(Victorville) -– The Victorville City Council Chambers were packed Wednesday afternoon as many community leaders, business owners, medical professionals, and community members showed up to voice their opinions at a hearing on the sale of Victor Valley Hospital to Prime Healthcare Services Foundation.
Deputy Attorney General Wendi Horwitz listened to testimony for a little over 5 hours. Opinions were mostly in favor of the sale. The primary reasons for approval of the sale from those that spoke were echoed in a statement from Supervisor Brad Mitzelfelt, read by Dawn Sikes, District Director, “Closure of the hospital would cause severe economic impact to the area. 400 people would be out of work, vendors would be affected, and other area hospitals would have to take on the burden of the additional people who needed care.”
Prime Healthcare Services Foundation was founded by Dr. Prem Reddy, and he is the current chairman of the board.
Joe Range, Vice President of the Board of Trustees for Victor Valley College, said, “The nursing program at VVC graduates 40-60 students each year. The graduates need a place to work, they need the training they can get in the hospital setting. Dr. Reddy donates equipment that these students use to learn their skills. The hospital needs to stay open because people need a place to go.”
Those that spoke in favor of the sale mentioned the success for the other hospitals that Prime Healthcare Services Foundation had acquired and how things had turned around for them. Many sited the fact the Dr. Prem Reddy is local to the High Desert, and that his foundation has donated to many local charities.
Val Christensen has known Dr. Reddy and his family for many years. He is also President of the Victor Valley College Foundation. He said, “I’ve been here since 1962 and I’ve known Prem Reddy for a long time. In his heart he cares about people. He doesn’t serve the community for a profit. Dr. Reddy lives in the community, employs members of this community, donates to the community, and contributes to the community.”
Martha Brodie, a 27 year resident of the Victor Valley and Director of Business Development for Home Instead Senior Care, summed it up, “We want the sale of the hospital to go through. It is time to put that hospital back together for the people who need it. Sell it, rebuild it, and we want it to be over.”

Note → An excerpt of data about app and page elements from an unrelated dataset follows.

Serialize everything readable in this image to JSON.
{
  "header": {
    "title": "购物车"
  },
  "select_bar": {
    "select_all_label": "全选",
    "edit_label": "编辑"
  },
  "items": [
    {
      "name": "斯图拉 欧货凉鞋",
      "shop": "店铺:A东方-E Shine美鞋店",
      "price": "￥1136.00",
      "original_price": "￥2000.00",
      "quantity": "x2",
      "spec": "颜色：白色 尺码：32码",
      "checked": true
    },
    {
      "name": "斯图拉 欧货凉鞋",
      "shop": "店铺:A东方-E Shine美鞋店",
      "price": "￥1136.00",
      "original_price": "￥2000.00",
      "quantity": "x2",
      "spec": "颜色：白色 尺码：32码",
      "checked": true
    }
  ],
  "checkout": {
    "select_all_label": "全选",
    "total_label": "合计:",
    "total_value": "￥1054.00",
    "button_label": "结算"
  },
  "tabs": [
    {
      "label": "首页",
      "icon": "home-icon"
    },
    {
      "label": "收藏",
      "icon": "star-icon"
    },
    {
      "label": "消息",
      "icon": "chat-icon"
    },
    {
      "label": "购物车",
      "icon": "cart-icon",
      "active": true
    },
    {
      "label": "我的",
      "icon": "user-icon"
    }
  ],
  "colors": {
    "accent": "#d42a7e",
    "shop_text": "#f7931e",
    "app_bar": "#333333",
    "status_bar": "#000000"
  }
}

There were those at the hearing who spoke against the sale specifically to Prime Healthcare Services. The points made by those that were opposed included a supposed lack of competition in the Valley if PHS took over Victor Valley Community Hospital. Some alleged that contracts with HMOs would not be extended if PHS purchases the hospital.
Blair Bryson, administrator for Choice Medical Group, explained, “We have already been contacted by HMOs, and they are asking us where they will send their members after the sale. The answer is that their members will have to do down the Cajon Pass for treatment, and their dollars and services will go with them,” he stated.
Peter Mort spoke at the hearing and made a point that others felt was important, “The lack of competition has not been addressed in the Victor Valley Community Hospital’s Health Care Impact Report.”
Brain Johnson is a teacher in the community. He and his wife came to voice their opinion. “Prime Healthcare Services has a history of cutting contracts with HMOs once they take over a hospital. It iis very important that we keep the hospital open in the wisest way. I came here to represent my family and guarantee that everyone has coverage.”
No decision was made at this hearing. A decision from the Attorney General’s office should be made by the end of the month.
Prime Healthcare CEO Lex Reddy declined to give a prediction on the pending decision and said he respected everyone’s opinion. “We just want to be respectful to the process,” he told High Desert Daily.
For more information visit http://ag.ca.gov/charities/nonprofithosp.php